§ ENTRIES PROVIDED
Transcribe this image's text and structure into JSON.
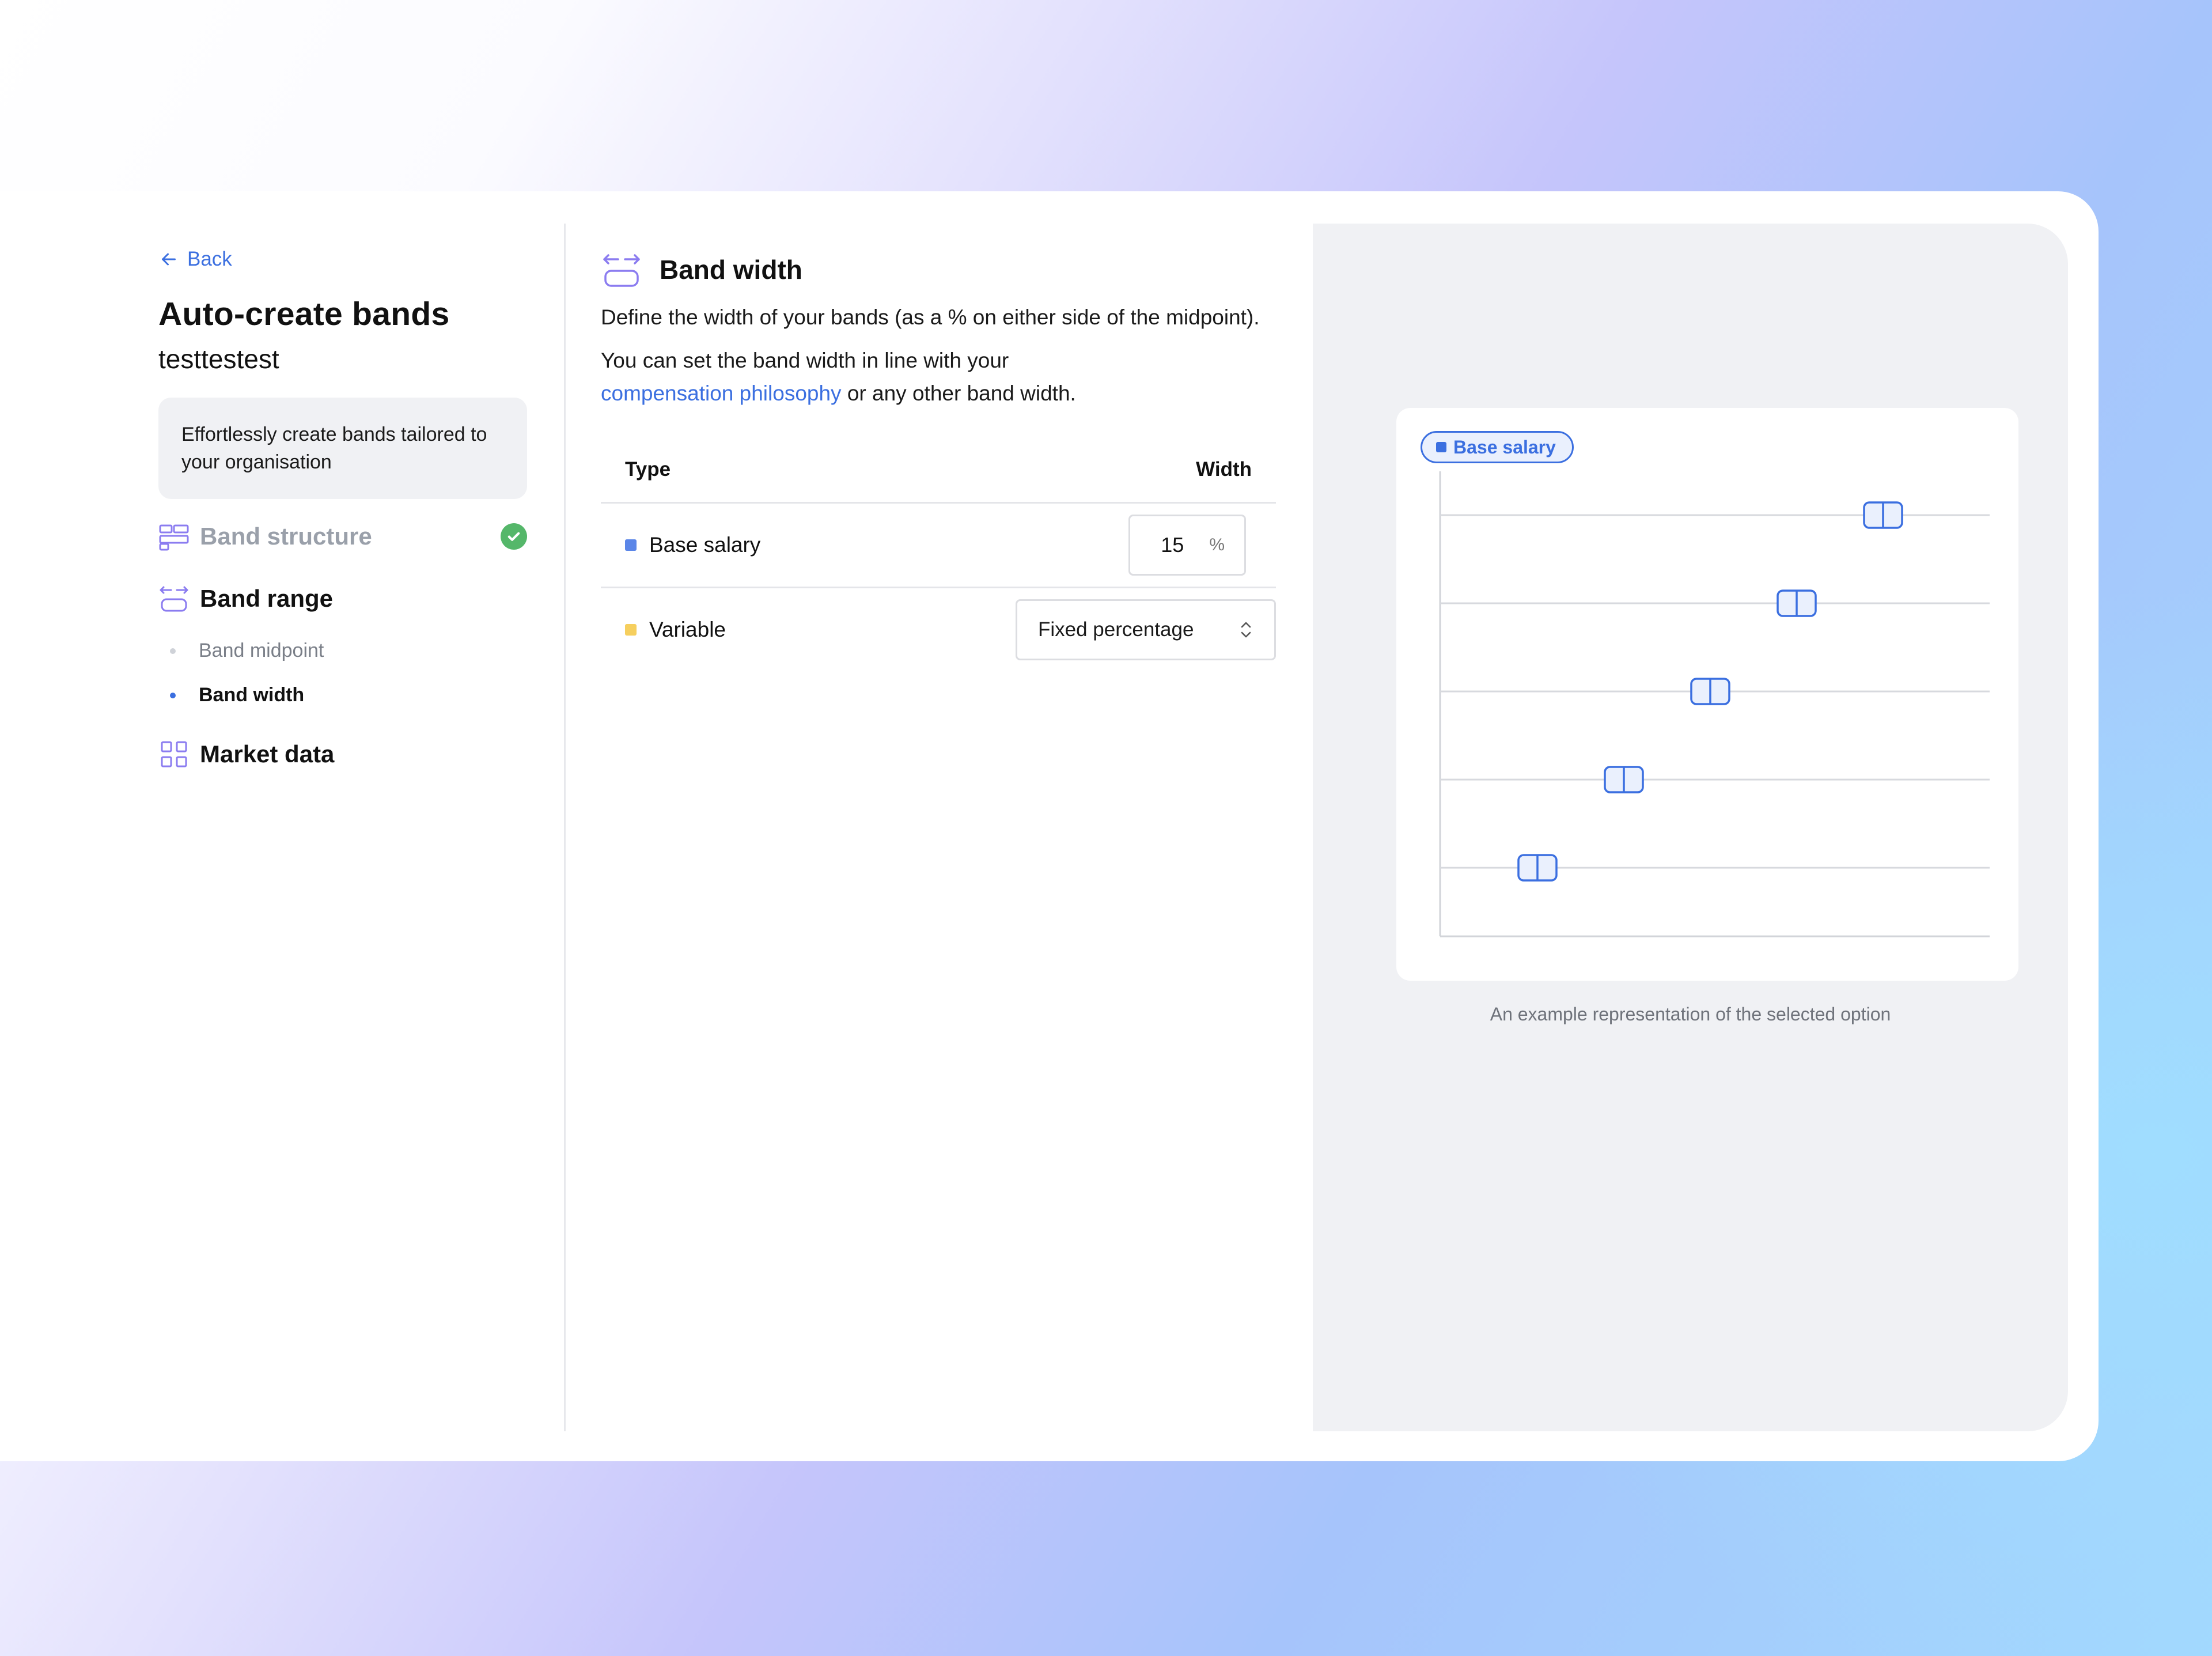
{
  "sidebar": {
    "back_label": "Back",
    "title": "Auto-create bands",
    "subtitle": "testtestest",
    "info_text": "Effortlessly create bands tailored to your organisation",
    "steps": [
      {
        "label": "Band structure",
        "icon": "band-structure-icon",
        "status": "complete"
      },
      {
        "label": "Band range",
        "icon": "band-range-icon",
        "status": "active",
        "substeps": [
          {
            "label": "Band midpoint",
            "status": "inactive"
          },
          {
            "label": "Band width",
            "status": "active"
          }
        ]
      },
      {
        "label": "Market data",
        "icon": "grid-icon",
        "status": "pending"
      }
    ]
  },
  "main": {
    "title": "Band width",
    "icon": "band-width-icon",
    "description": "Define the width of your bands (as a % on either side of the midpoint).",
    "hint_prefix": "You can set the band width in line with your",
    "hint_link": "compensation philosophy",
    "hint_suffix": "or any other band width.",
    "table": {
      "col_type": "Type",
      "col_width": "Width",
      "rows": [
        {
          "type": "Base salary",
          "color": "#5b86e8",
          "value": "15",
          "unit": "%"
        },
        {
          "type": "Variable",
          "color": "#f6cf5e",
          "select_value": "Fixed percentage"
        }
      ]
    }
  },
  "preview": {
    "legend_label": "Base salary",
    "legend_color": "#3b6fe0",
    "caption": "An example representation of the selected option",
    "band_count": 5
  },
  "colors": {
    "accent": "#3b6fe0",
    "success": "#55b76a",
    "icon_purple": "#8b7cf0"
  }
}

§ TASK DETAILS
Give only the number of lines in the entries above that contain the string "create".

§ OUTPUT FOR THIS EXERCISE
2